· Feline Enteritis - This is the most common life-threatening disease affecting cats. It is a very contagious viral disease with a high death rate, especially in cats under 12 months of age. Symptoms include fever, depression, severe stomach pain, vomiting diarrhoea, and dehydration.
· Feline Respiratory Disease (Cat Flu) - This is a highly contagious disease. Cats of all age are at risk, especially young kittens, Siamese and Burmese cats. Signs of Cat Flu include sneezing, nasal discharge, runny eyes, coughing, loss of appetite, and tongue ulcers. This can lead to severe dehydration which is often fatal. Kittens are particularly affected.
· Feline Panleucopaenia Virus – sometimes known as feline enteritis, this disease causes listless, diarrhoea, vomiting severe dehydration and fever. Treatment is difficult and recovery can be involved but fortunately the vaccine is effective.
· Feline Chlamydia - Chlamydia is an organism that causes eye disease, predominantly seen in kittens up to 9 months of age. The signs of infection are discharge from the eyes (sticky eye or conjunctivitis) and nose, fever, coughing, respiratory signs, enlarged lymph nodes, inappetence, weight loss, and depression. Chlamydia is found in up to 1/3 of cases of conjunctivitis and is transmitted by close and persistent contact between cats.
· FeLV Feline Leukaemia Virus – Infection with FeLV can result in a multitude of serious health problems for your cat – everything from cancerous conditions like leukaemia to a wide range of secondary infections caused by the destruction of the immune system. Testing is available to know the status of your cat.
· FIV Feline Immunodeficiency Virus - This blood borne viral infection causes feline AIDS which is potentially fatal. Vaccination is available and will be recommended by our veterinarians if your cat is at risk. The virus interferes with the immune system and initial symptoms such as fever, sores, lesions, and diarrhoea progress to severe chronic infections as the immune system is overcome. There is no treatment or cure for the virus itself.
WORMING AND HEARTWORM PREVENTION
Heartworm can affect cats and is spread by mosquitoes. Your kitten should commence heartworm prevention before 16 weeks of age with continual heartworm prevention needed for the lifetime of your pet.
The most common worms that affect cats in Australia are roundworm, hookworm, and tapeworm. Worms are a common cause of ill health in pets and can cause symptoms such as loss of appetite, vomiting, diarrhoea, and in severe cases even death. Kittens should be wormed at 2, 6, 8 and 12 weeks of age, then every 3 months for life with an all wormer for example, Drontal tablet for cats, Milbemax or Popantel.

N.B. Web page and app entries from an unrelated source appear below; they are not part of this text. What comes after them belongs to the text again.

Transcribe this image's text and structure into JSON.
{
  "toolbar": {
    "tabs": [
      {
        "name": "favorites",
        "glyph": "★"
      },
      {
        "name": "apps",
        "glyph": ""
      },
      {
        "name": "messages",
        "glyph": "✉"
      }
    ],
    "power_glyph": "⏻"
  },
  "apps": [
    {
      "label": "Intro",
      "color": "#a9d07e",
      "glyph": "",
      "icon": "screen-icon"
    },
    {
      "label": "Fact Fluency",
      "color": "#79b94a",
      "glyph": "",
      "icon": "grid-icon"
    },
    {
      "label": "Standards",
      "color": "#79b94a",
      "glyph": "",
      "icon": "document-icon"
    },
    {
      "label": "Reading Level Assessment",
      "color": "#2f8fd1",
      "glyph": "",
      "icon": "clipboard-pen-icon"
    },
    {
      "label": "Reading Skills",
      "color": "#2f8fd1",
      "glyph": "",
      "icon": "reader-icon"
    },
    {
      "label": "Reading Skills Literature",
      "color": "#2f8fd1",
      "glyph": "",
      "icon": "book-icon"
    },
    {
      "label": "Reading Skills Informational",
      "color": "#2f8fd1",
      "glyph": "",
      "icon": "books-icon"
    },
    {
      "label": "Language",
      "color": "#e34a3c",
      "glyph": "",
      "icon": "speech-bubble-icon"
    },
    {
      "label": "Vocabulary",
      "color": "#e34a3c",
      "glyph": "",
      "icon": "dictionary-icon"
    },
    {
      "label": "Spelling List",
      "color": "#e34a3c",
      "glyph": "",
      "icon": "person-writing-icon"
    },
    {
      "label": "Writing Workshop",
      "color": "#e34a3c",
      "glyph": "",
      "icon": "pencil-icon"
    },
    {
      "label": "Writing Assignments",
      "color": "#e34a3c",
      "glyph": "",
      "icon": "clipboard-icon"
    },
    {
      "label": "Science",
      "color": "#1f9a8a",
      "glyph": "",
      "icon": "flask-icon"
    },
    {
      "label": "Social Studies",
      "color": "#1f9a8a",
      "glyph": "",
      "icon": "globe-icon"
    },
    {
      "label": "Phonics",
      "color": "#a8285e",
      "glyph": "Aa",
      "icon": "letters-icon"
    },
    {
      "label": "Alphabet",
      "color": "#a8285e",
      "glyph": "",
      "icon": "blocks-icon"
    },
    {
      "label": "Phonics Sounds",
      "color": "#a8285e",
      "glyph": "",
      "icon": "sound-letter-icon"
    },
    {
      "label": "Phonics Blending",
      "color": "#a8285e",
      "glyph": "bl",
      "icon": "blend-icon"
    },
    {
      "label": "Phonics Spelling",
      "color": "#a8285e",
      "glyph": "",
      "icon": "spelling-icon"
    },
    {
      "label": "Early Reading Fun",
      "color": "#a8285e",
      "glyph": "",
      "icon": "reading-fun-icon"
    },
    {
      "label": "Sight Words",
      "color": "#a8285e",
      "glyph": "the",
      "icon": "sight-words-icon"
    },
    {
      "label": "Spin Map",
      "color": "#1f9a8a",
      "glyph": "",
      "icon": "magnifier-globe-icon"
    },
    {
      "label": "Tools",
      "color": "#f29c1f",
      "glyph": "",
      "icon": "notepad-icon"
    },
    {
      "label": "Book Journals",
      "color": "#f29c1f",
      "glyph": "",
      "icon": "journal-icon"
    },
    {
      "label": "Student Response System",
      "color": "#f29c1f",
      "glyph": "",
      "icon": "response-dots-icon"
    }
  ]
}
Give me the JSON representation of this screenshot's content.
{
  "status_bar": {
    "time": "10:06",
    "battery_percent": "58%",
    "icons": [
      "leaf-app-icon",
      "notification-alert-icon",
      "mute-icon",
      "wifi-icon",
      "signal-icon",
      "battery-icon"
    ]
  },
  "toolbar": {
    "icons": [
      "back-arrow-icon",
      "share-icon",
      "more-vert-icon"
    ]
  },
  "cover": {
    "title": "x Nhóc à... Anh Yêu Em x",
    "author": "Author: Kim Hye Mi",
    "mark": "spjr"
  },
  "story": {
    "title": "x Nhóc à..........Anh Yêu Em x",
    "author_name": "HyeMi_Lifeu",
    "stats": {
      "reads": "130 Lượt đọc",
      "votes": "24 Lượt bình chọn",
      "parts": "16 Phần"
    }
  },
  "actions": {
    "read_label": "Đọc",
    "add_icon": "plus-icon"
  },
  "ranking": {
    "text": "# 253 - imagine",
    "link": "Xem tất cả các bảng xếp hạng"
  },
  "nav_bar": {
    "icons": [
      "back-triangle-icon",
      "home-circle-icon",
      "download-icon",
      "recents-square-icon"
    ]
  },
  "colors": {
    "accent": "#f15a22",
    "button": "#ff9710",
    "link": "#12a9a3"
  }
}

Fleas are unfortunately an ever-present nuisance to our pets. If they exist in the environment they will find a way onto your cat's coat. Fleas can be prevented easily and effectively with a once a month topical solution. All pets in the household need to be treated. Kittens can be given a topical flea treatment as early as 6-8 weeks of age. Our Veterinary Healthcare team can provide you with more detailed information about effective flea control.
We strongly recommend de-sexing all cats, male and female, between 5 and 6 months of age. As well as reducing the number of unwanted pregnancies, de-sexing prevents pets from roaming, fighting, spraying, and night prowling. Once your cat has been de-sexed a tattoo, is placed in their left ear. This is a requirement to identify that your pet is de-sexed.

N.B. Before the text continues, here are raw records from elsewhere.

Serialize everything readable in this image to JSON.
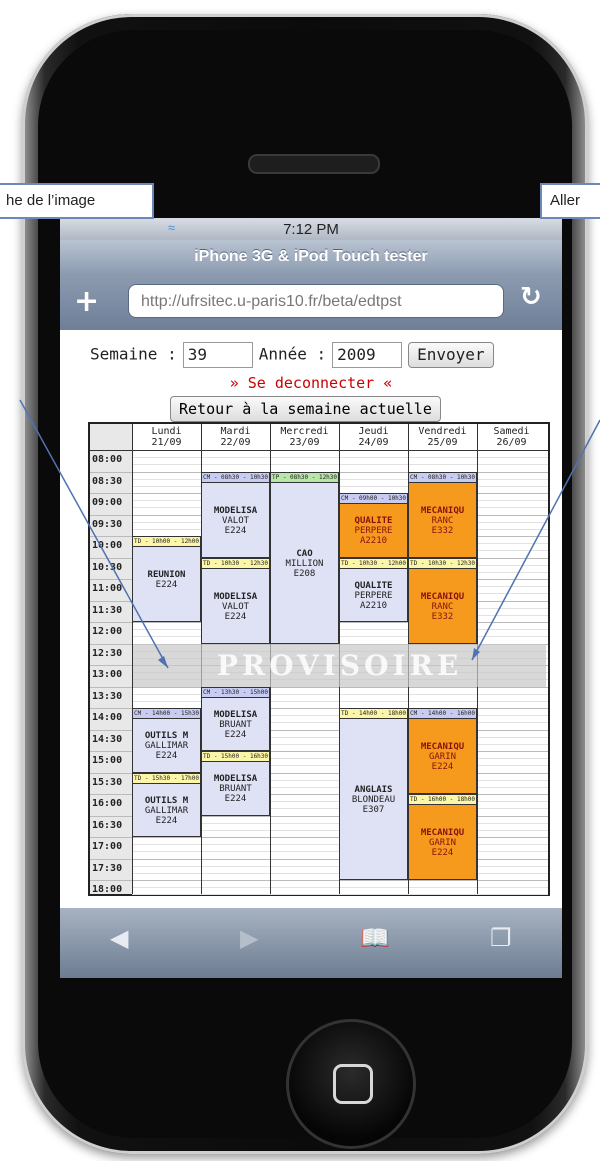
{
  "callouts": {
    "left": "he de l’image",
    "right": "Aller"
  },
  "statusbar": {
    "time": "7:12 PM",
    "wifi_icon": "wifi-icon"
  },
  "browser": {
    "title": "iPhone 3G & iPod Touch tester",
    "url": "http://ufrsitec.u-paris10.fr/beta/edtpst",
    "add_icon": "plus-icon",
    "reload_icon": "reload-icon"
  },
  "form": {
    "week_label": "Semaine :",
    "week_value": "39",
    "year_label": "Année :",
    "year_value": "2009",
    "submit_label": "Envoyer",
    "logout_label": "» Se deconnecter «",
    "current_week_label": "Retour à la semaine actuelle"
  },
  "schedule": {
    "hours": [
      "08:00",
      "08:30",
      "09:00",
      "09:30",
      "10:00",
      "10:30",
      "11:00",
      "11:30",
      "12:00",
      "12:30",
      "13:00",
      "13:30",
      "14:00",
      "14:30",
      "15:00",
      "15:30",
      "16:00",
      "16:30",
      "17:00",
      "17:30",
      "18:00"
    ],
    "days": [
      {
        "name": "Lundi",
        "date": "21/09"
      },
      {
        "name": "Mardi",
        "date": "22/09"
      },
      {
        "name": "Mercredi",
        "date": "23/09"
      },
      {
        "name": "Jeudi",
        "date": "24/09"
      },
      {
        "name": "Vendredi",
        "date": "25/09"
      },
      {
        "name": "Samedi",
        "date": "26/09"
      }
    ],
    "watermark": "PROVISOIRE",
    "events": [
      {
        "day": 0,
        "start": "10:00",
        "end": "12:00",
        "tag": "TD - 10h00 - 12h00",
        "tagtype": "td",
        "color": "blue",
        "title": "REUNION",
        "line2": "",
        "line3": "E224"
      },
      {
        "day": 0,
        "start": "14:00",
        "end": "15:30",
        "tag": "CM - 14h00 - 15h30",
        "tagtype": "cm",
        "color": "blue",
        "title": "OUTILS M",
        "line2": "GALLIMAR",
        "line3": "E224"
      },
      {
        "day": 0,
        "start": "15:30",
        "end": "17:00",
        "tag": "TD - 15h30 - 17h00",
        "tagtype": "td",
        "color": "blue",
        "title": "OUTILS M",
        "line2": "GALLIMAR",
        "line3": "E224"
      },
      {
        "day": 1,
        "start": "08:30",
        "end": "10:30",
        "tag": "CM - 08h30 - 10h30",
        "tagtype": "cm",
        "color": "blue",
        "title": "MODELISA",
        "line2": "VALOT",
        "line3": "E224"
      },
      {
        "day": 1,
        "start": "10:30",
        "end": "12:30",
        "tag": "TD - 10h30 - 12h30",
        "tagtype": "td",
        "color": "blue",
        "title": "MODELISA",
        "line2": "VALOT",
        "line3": "E224"
      },
      {
        "day": 1,
        "start": "13:30",
        "end": "15:00",
        "tag": "CM - 13h30 - 15h00",
        "tagtype": "cm",
        "color": "blue",
        "title": "MODELISA",
        "line2": "BRUANT",
        "line3": "E224"
      },
      {
        "day": 1,
        "start": "15:00",
        "end": "16:30",
        "tag": "TD - 15h00 - 16h30",
        "tagtype": "td",
        "color": "blue",
        "title": "MODELISA",
        "line2": "BRUANT",
        "line3": "E224"
      },
      {
        "day": 2,
        "start": "08:30",
        "end": "12:30",
        "tag": "TP - 08h30 - 12h30",
        "tagtype": "tp",
        "color": "blue",
        "title": "CAO",
        "line2": "MILLION",
        "line3": "E208"
      },
      {
        "day": 3,
        "start": "09:00",
        "end": "10:30",
        "tag": "CM - 09h00 - 10h30",
        "tagtype": "cm",
        "color": "orange",
        "title": "QUALITE",
        "line2": "PERPERE",
        "line3": "A2210"
      },
      {
        "day": 3,
        "start": "10:30",
        "end": "12:00",
        "tag": "TD - 10h30 - 12h00",
        "tagtype": "td",
        "color": "blue",
        "title": "QUALITE",
        "line2": "PERPERE",
        "line3": "A2210"
      },
      {
        "day": 3,
        "start": "14:00",
        "end": "18:00",
        "tag": "TD - 14h00 - 18h00",
        "tagtype": "td",
        "color": "blue",
        "title": "ANGLAIS",
        "line2": "BLONDEAU",
        "line3": "E307"
      },
      {
        "day": 4,
        "start": "08:30",
        "end": "10:30",
        "tag": "CM - 08h30 - 10h30",
        "tagtype": "cm",
        "color": "orange",
        "title": "MECANIQU",
        "line2": "RANC",
        "line3": "E332"
      },
      {
        "day": 4,
        "start": "10:30",
        "end": "12:30",
        "tag": "TD - 10h30 - 12h30",
        "tagtype": "td",
        "color": "orange",
        "title": "MECANIQU",
        "line2": "RANC",
        "line3": "E332"
      },
      {
        "day": 4,
        "start": "14:00",
        "end": "16:00",
        "tag": "CM - 14h00 - 16h00",
        "tagtype": "cm",
        "color": "orange",
        "title": "MECANIQU",
        "line2": "GARIN",
        "line3": "E224"
      },
      {
        "day": 4,
        "start": "16:00",
        "end": "18:00",
        "tag": "TD - 16h00 - 18h00",
        "tagtype": "td",
        "color": "orange",
        "title": "MECANIQU",
        "line2": "GARIN",
        "line3": "E224"
      }
    ]
  },
  "toolbar": {
    "icons": [
      "back-icon",
      "forward-icon",
      "bookmarks-icon",
      "pages-icon"
    ]
  }
}
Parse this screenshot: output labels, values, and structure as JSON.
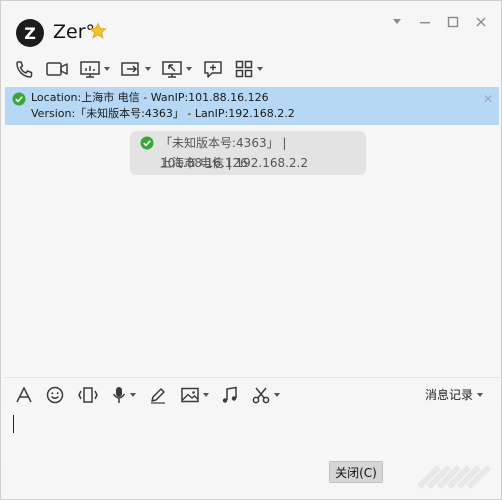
{
  "window": {
    "title": "Zer°",
    "avatar_letter": "Z"
  },
  "toolbar": {
    "icons": [
      "phone-icon",
      "video-icon",
      "screen-share-icon",
      "transfer-icon",
      "remote-desktop-icon",
      "message-add-icon",
      "apps-icon"
    ]
  },
  "info_bar": {
    "line1": "Location:上海市 电信 - WanIP:101.88.16.126",
    "line2": "Version:「未知版本号:4363」 - LanIP:192.168.2.2"
  },
  "bubble": {
    "line1": "「未知版本号:4363」 | 101.88.16.126",
    "line2": "上海市 电信 | 192.168.2.2"
  },
  "input_toolbar": {
    "icons": [
      "font-icon",
      "emoji-icon",
      "shake-icon",
      "mic-icon",
      "pen-icon",
      "image-icon",
      "music-icon",
      "scissors-icon"
    ],
    "history_label": "消息记录"
  },
  "actions": {
    "close_label": "关闭(C)"
  },
  "colors": {
    "info_bar_bg": "#b6d8f5",
    "check_green": "#3aa63a",
    "star_gold": "#f3c12b"
  }
}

Microchipping is a permanent form of identification in the form of a tiny chip, which is implanted under the skin. Registration details are kept with Australian Animal Registry and can be updated by the owner if there is any change in owner details. We recommended to microchip at the time of de-sexing.

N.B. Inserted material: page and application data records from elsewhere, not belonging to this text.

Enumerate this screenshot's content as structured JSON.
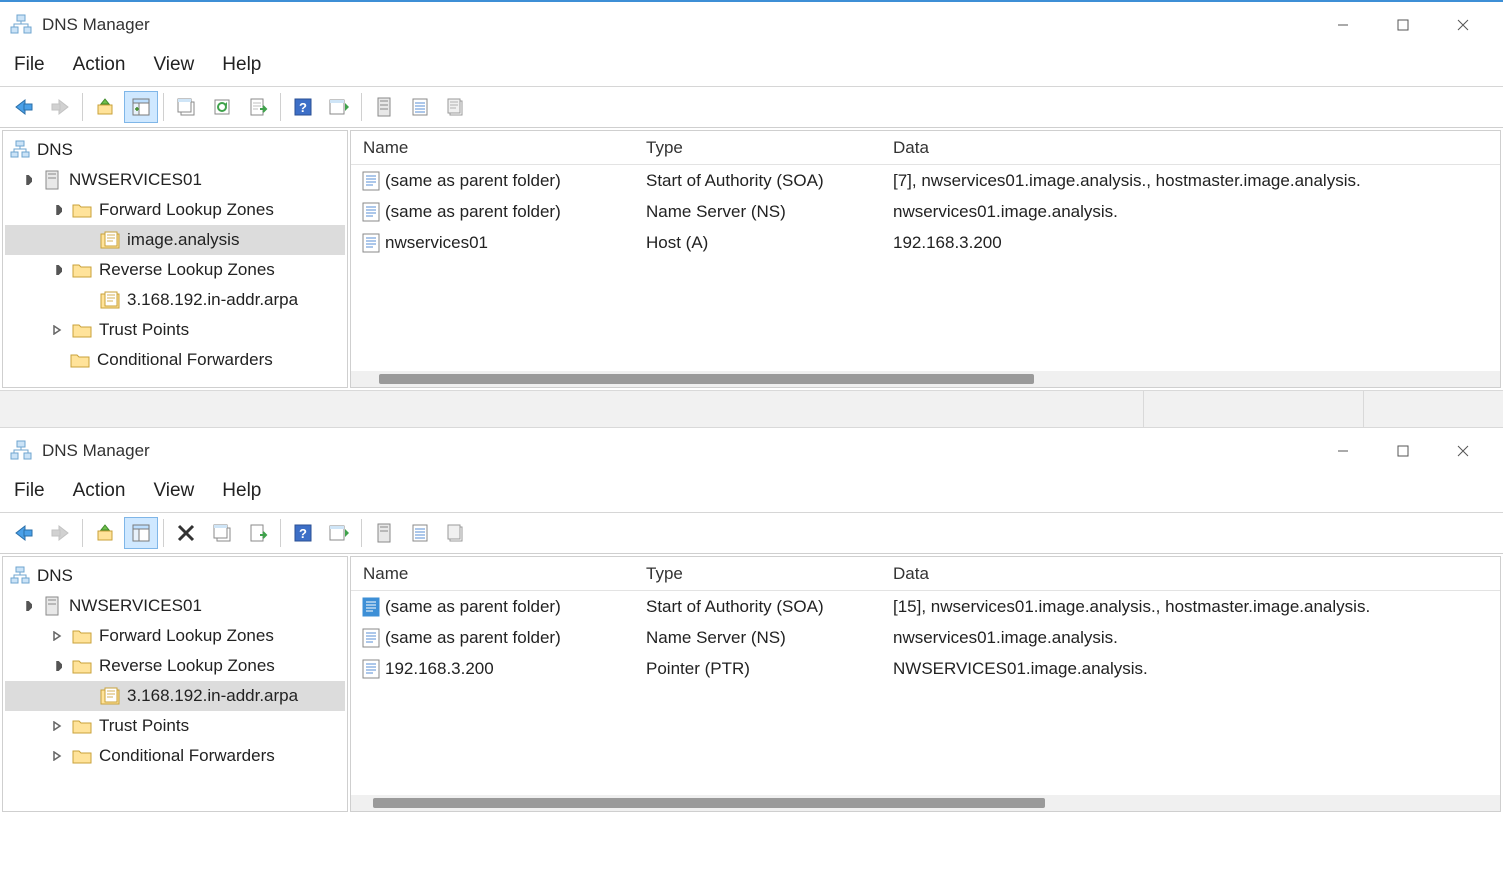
{
  "app_title": "DNS Manager",
  "menus": {
    "file": "File",
    "action": "Action",
    "view": "View",
    "help": "Help"
  },
  "columns": {
    "name": "Name",
    "type": "Type",
    "data": "Data"
  },
  "window1": {
    "tree": {
      "root": "DNS",
      "server": "NWSERVICES01",
      "flz": "Forward Lookup Zones",
      "flz_child": "image.analysis",
      "rlz": "Reverse Lookup Zones",
      "rlz_child": "3.168.192.in-addr.arpa",
      "tp": "Trust Points",
      "cf": "Conditional Forwarders"
    },
    "rows": [
      {
        "name": "(same as parent folder)",
        "type": "Start of Authority (SOA)",
        "data": "[7], nwservices01.image.analysis., hostmaster.image.analysis."
      },
      {
        "name": "(same as parent folder)",
        "type": "Name Server (NS)",
        "data": "nwservices01.image.analysis."
      },
      {
        "name": "nwservices01",
        "type": "Host (A)",
        "data": "192.168.3.200"
      }
    ]
  },
  "window2": {
    "tree": {
      "root": "DNS",
      "server": "NWSERVICES01",
      "flz": "Forward Lookup Zones",
      "rlz": "Reverse Lookup Zones",
      "rlz_child": "3.168.192.in-addr.arpa",
      "tp": "Trust Points",
      "cf": "Conditional Forwarders"
    },
    "rows": [
      {
        "name": "(same as parent folder)",
        "type": "Start of Authority (SOA)",
        "data": "[15], nwservices01.image.analysis., hostmaster.image.analysis."
      },
      {
        "name": "(same as parent folder)",
        "type": "Name Server (NS)",
        "data": "nwservices01.image.analysis."
      },
      {
        "name": "192.168.3.200",
        "type": "Pointer (PTR)",
        "data": "NWSERVICES01.image.analysis."
      }
    ]
  }
}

Please remember for the safety and well-being of your cat and other wildlife, it is recommended to keep your cat indoors or in an enclosure after sunset. Your cat should also wear a collar or be microchipped to ensure that they are properly identified.